#### [Instructions for the task]
Write the records out again. Match them exactly.

Start of Extracted records

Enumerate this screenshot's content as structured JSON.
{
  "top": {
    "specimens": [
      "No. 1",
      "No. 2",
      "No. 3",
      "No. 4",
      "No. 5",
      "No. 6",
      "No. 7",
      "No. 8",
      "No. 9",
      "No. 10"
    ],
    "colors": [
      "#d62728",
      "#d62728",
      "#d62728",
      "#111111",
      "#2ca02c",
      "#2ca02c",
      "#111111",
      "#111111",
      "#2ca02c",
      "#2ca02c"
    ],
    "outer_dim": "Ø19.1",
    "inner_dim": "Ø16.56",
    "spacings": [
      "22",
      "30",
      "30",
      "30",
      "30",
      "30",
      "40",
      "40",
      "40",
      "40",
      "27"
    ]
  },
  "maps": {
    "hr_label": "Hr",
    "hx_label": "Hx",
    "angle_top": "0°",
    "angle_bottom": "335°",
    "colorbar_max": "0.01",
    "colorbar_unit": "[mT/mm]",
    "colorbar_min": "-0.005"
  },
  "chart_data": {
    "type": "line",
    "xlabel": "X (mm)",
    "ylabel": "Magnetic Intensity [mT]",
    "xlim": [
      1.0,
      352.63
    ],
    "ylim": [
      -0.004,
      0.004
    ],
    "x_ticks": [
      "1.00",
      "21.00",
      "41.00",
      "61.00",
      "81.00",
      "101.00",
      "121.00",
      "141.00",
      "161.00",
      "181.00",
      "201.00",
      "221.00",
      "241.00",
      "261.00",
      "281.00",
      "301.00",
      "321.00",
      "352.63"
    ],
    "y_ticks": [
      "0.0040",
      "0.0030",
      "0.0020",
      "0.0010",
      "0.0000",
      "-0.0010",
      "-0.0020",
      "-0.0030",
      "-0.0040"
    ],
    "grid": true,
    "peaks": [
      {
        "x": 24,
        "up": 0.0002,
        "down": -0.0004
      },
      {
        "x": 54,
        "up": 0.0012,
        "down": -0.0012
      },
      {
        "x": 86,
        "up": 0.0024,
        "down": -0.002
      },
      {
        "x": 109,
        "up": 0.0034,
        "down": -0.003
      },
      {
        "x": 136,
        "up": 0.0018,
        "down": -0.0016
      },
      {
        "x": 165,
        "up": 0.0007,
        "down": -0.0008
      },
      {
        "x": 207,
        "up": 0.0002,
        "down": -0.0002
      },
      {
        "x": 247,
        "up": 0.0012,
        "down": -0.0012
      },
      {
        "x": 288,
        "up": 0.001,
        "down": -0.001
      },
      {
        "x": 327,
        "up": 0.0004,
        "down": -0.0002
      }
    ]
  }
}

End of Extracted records

#### [Answer below]
Enumerate this screenshot's content as structured JSON.
{
  "top": {
    "specimens": [
      "No. 1",
      "No. 2",
      "No. 3",
      "No. 4",
      "No. 5",
      "No. 6",
      "No. 7",
      "No. 8",
      "No. 9",
      "No. 10"
    ],
    "colors": [
      "#d62728",
      "#d62728",
      "#d62728",
      "#111111",
      "#2ca02c",
      "#2ca02c",
      "#111111",
      "#111111",
      "#2ca02c",
      "#2ca02c"
    ],
    "outer_dim": "Ø19.1",
    "inner_dim": "Ø16.56",
    "spacings": [
      "22",
      "30",
      "30",
      "30",
      "30",
      "30",
      "40",
      "40",
      "40",
      "40",
      "27"
    ]
  },
  "maps": {
    "hr_label": "Hr",
    "hx_label": "Hx",
    "angle_top": "0°",
    "angle_bottom": "335°",
    "colorbar_max": "0.01",
    "colorbar_unit": "[mT/mm]",
    "colorbar_min": "-0.005"
  },
  "chart_data": {
    "type": "line",
    "xlabel": "X (mm)",
    "ylabel": "Magnetic Intensity [mT]",
    "xlim": [
      1.0,
      352.63
    ],
    "ylim": [
      -0.004,
      0.004
    ],
    "x_ticks": [
      "1.00",
      "21.00",
      "41.00",
      "61.00",
      "81.00",
      "101.00",
      "121.00",
      "141.00",
      "161.00",
      "181.00",
      "201.00",
      "221.00",
      "241.00",
      "261.00",
      "281.00",
      "301.00",
      "321.00",
      "352.63"
    ],
    "y_ticks": [
      "0.0040",
      "0.0030",
      "0.0020",
      "0.0010",
      "0.0000",
      "-0.0010",
      "-0.0020",
      "-0.0030",
      "-0.0040"
    ],
    "grid": true,
    "peaks": [
      {
        "x": 24,
        "up": 0.0002,
        "down": -0.0004
      },
      {
        "x": 54,
        "up": 0.0012,
        "down": -0.0012
      },
      {
        "x": 86,
        "up": 0.0024,
        "down": -0.002
      },
      {
        "x": 109,
        "up": 0.0034,
        "down": -0.003
      },
      {
        "x": 136,
        "up": 0.0018,
        "down": -0.0016
      },
      {
        "x": 165,
        "up": 0.0007,
        "down": -0.0008
      },
      {
        "x": 207,
        "up": 0.0002,
        "down": -0.0002
      },
      {
        "x": 247,
        "up": 0.0012,
        "down": -0.0012
      },
      {
        "x": 288,
        "up": 0.001,
        "down": -0.001
      },
      {
        "x": 327,
        "up": 0.0004,
        "down": -0.0002
      }
    ]
  }
}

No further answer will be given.